Favorite quotes:

“Hi ho for the Governor’s foot!”

“Do you think you could find a piece of timber about this long and this high?”

“I think so.”

“Good. Lash it to your spine; it needs stiffening.”

Jaz: Errol Flynn forever ruined my impression of pirates. It’s entirely his fault the mere mention of the word conjures images of an impeccably dressed, sword-fighting gentleman with a debonair smile. Especially the smile. And Captain Blood started it all.

The film follows the main character, Peter Blood, as he goes from being an honorable physician to a slave in the West Indies to a – surprise! – pirate captain and then to a –

But I don’t want to spoil the ending for those who haven’t watched it. And yes, I do realize I’ve spoiled the ending for pretty much every movie we’ve discussed. I couldn’t help it.

Colonel Bishop, the detestable evil despicable slave owner (played with a zest by Lionel Atwill), just so happens to be uncle to beautiful Arabella (Olivia de Havilland), who just so happens to fancy the impertinent Blood, who just so happens to be a slave for sale after being convicted of treason for treating a wounded man, who just so happened to be a soldier in the Monmouth rebellion.

Arabella buys Blood for 10 pounds, partly to spite her uncle, partly to rescue him from working in the mines, but mostly because he’s Errol Flynn. Of course we all know what ensues. Later, the brilliant Blood manages to escape on a ship with his companions and becomes the most well-known and respected pirate on the high seas.

Throughout Captain Blood, there’s enough swashbuckling action to satisfy even the most demanding classic action film fan: sword fights, explosions, raids, commandeerings, more sword fights, and … sword fights! The special effects are convincing and the fights intense. The film’s main death, shot on a rocky shore awash in foaming waves, was quite dramatic.

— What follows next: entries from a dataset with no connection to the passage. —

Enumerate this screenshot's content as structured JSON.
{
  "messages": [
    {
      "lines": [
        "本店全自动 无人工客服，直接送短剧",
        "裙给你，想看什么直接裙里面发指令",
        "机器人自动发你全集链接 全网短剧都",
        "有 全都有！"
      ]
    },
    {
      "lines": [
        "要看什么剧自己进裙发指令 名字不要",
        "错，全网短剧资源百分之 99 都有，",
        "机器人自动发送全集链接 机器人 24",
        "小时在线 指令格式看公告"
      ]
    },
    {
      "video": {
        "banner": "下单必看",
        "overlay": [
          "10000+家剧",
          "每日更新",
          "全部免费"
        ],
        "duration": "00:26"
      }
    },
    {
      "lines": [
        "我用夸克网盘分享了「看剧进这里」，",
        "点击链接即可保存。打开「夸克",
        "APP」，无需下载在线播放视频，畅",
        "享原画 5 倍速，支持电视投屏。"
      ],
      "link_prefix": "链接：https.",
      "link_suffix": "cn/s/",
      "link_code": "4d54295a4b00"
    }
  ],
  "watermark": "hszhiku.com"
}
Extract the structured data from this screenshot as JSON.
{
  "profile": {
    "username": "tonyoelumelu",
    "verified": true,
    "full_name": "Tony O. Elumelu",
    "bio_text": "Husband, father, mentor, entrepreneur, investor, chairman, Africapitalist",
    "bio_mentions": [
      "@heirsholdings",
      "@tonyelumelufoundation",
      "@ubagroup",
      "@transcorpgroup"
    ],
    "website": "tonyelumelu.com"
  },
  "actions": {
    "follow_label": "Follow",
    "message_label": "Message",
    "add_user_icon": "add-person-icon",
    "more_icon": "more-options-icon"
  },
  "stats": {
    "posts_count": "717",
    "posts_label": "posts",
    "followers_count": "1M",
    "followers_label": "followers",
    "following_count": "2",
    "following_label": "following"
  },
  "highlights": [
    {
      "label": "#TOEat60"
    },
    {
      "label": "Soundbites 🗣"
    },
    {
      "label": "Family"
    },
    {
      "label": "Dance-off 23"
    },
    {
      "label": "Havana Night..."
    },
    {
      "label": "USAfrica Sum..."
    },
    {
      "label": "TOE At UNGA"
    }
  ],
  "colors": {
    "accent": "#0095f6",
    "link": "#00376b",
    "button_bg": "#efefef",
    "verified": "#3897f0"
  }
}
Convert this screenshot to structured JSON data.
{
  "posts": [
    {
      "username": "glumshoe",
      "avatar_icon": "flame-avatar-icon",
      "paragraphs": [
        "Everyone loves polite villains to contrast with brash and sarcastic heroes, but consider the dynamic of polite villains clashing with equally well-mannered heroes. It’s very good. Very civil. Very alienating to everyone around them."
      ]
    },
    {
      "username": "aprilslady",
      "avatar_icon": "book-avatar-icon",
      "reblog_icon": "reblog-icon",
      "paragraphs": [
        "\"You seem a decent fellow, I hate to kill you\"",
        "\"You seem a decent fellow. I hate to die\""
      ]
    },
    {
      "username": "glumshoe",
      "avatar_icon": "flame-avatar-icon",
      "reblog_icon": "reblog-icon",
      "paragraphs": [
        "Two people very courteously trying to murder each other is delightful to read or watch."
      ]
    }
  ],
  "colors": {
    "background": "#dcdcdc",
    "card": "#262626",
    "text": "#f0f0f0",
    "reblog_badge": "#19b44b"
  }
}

I also liked the use of light and shadow, particularly in the opening scenes.

I love this film, partly because of the above-mentioned content, partly because I like the main character … but mostly because he’s Errol Flynn.